Former astronaut Mark Kelly is now Senator-elect Mark Kelly. The gun-control advocate defeated incumbent Martha McSally in Tuesday’s general election, meaning he’s going to Washington.
Democrat Mark Kelly has unseated Republican incumbent Sen. Martha McSally in Arizona’s special election, a call that came hours after Kelly told supporters he was confident that when all votes are counted in Arizona’s U.S. Senate race, “we’re going to be successful in this mission.”
“This hasn’t been a typical year, and that’s why tonight is not about celebrating. Tonight is about getting to work,” he said Tuesday night to a small group of supporters in Tucson.

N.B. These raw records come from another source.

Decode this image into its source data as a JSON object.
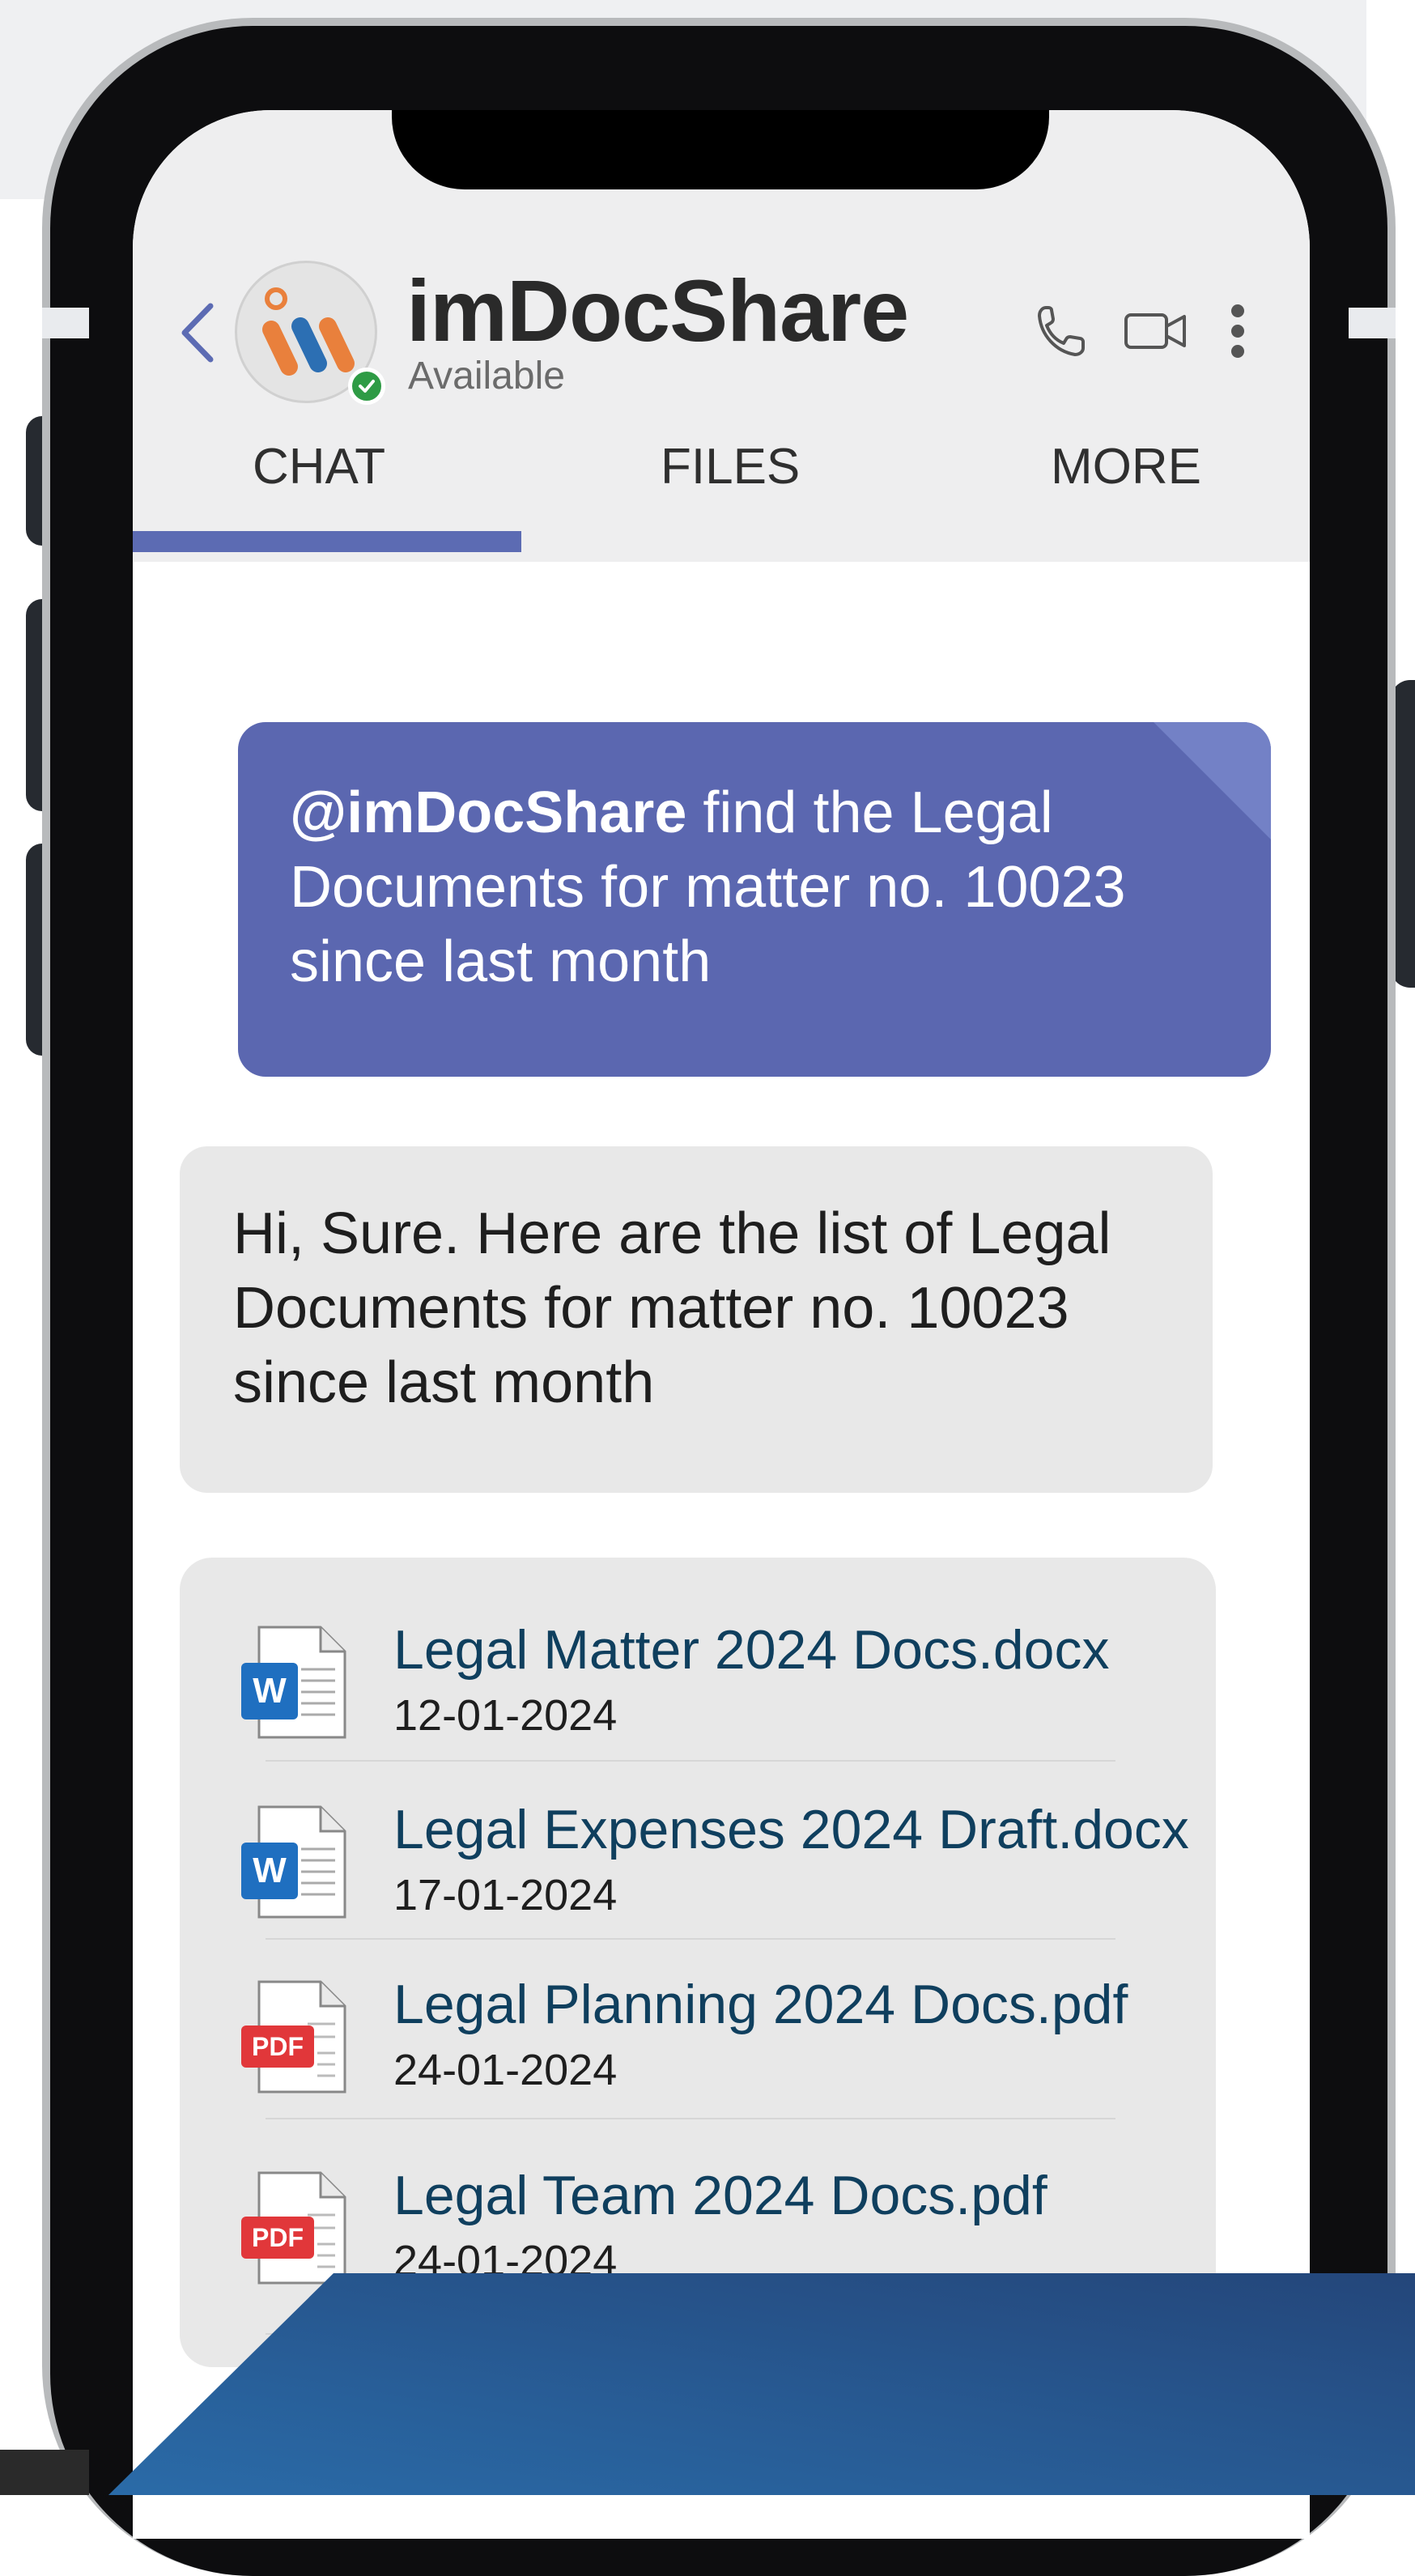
{
  "app": {
    "title": "imDocShare",
    "status": "Available"
  },
  "header_icons": {
    "back": "chevron-left-icon",
    "call": "phone-icon",
    "video": "video-camera-icon",
    "more": "more-vertical-icon"
  },
  "tabs": [
    {
      "label": "CHAT",
      "active": true
    },
    {
      "label": "FILES",
      "active": false
    },
    {
      "label": "MORE",
      "active": false
    }
  ],
  "messages": {
    "outgoing": {
      "mention": "@imDocShare",
      "text": " find the Legal Documents for matter no. 10023 since last month"
    },
    "incoming": {
      "text": "Hi, Sure. Here are the list of Legal Documents for matter no. 10023 since last month"
    }
  },
  "files": [
    {
      "name": "Legal Matter 2024 Docs.docx",
      "date": "12-01-2024",
      "type": "word",
      "badge": "W"
    },
    {
      "name": "Legal Expenses 2024 Draft.docx",
      "date": "17-01-2024",
      "type": "word",
      "badge": "W"
    },
    {
      "name": "Legal Planning 2024 Docs.pdf",
      "date": "24-01-2024",
      "type": "pdf",
      "badge": "PDF"
    },
    {
      "name": "Legal Team 2024 Docs.pdf",
      "date": "24-01-2024",
      "type": "pdf",
      "badge": "PDF"
    }
  ],
  "colors": {
    "accent": "#5b67b0",
    "tab_underline": "#5c6bb3",
    "file_link": "#0f3f5e",
    "presence": "#2e9b45",
    "word_blue": "#1f6fc0",
    "pdf_red": "#e1373a",
    "corner_gradient_start": "#2a6ba8",
    "corner_gradient_end": "#24467a"
  }
}
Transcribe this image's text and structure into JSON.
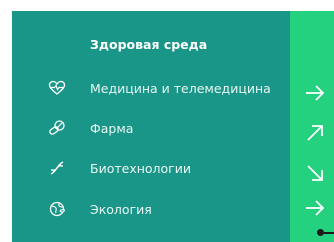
{
  "menu": {
    "heading": "Здоровая среда",
    "items": [
      {
        "label": "Медицина и телемедицина",
        "icon": "heart-pulse-icon"
      },
      {
        "label": "Фарма",
        "icon": "pills-icon"
      },
      {
        "label": "Биотехнологии",
        "icon": "dna-icon"
      },
      {
        "label": "Экология",
        "icon": "globe-leaf-icon"
      }
    ]
  },
  "side_arrows": [
    "arrow-right-icon",
    "arrow-up-right-icon",
    "arrow-down-right-icon",
    "arrow-right-icon"
  ],
  "colors": {
    "panel": "#1a9688",
    "side": "#23d17f",
    "text": "#ffffff"
  }
}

The Associated Press called the race for Kelly at 12:51 a.m. Wednesday.
Kelly, a first-time candidate, retired NASA astronaut and husband of former Rep. Gabrielle Giffords, D-Ariz., won on a message of partisan independence, science-based decision-making, affordable health care and insurance coverage for preexisting medical conditions against the backdrop of a lethal pandemic.
He also ran on gun control to some degree.
However, what does Kelly’s win actually mean for gun control? The loss of McSally in the Senate means Democrats gain ground in the chamber that may well be just as vital as the White House, in my opinion. That’s going to hurt.
The thing is, though, Kelly is just one person.
Plus, his win doesn’t mean as much as some might think.
While I won’t go into great detail, Martha McSally isn’t a great candidate. This was her second Senate race, and she lost both of them. Arizona voters simply don’t respond positively to the former fighter pilot. In fact, they respond quite the opposite. In fact, it sure looks like McSally is directly responsible for turning Arizona blue.
Not a good thing for a Republican.
Kelly’s win may, at least to some degree, have more to do with who he was running against than it does with him.
Of course, that may just be me rationalizing someone I vehemently dislike winning a major office. Regardless, though, he still represents a threat to our gun rights. Just not as much as he and the Democrats like to believe.
While plenty of Senate races remain undecided–at least one of Georgia’s won’t be decided this week as it’s headed to a runoff–the worst-case scenario has Democrats hold a mild majority in the Senate. Yes, Kelly will be part of that, to be sure, but it won’t be enough to break the filibuster which means nothing goes through unless Senate Republicans agree to it. That’ll put the kibosh on many of the left’s more radical notions.
Don’t get me wrong, I’m not thrilled that Kelly won. My hope is that Arizona voters will decide one term is enough and he’ll be bounced come time for reelection. Then again, I don’t really get a say since I don’t live in Arizona.
Still, it should be interesting to see just how quickly Kelly tries to establish some gun control through the Senate. I don’t think he’s going to be productive.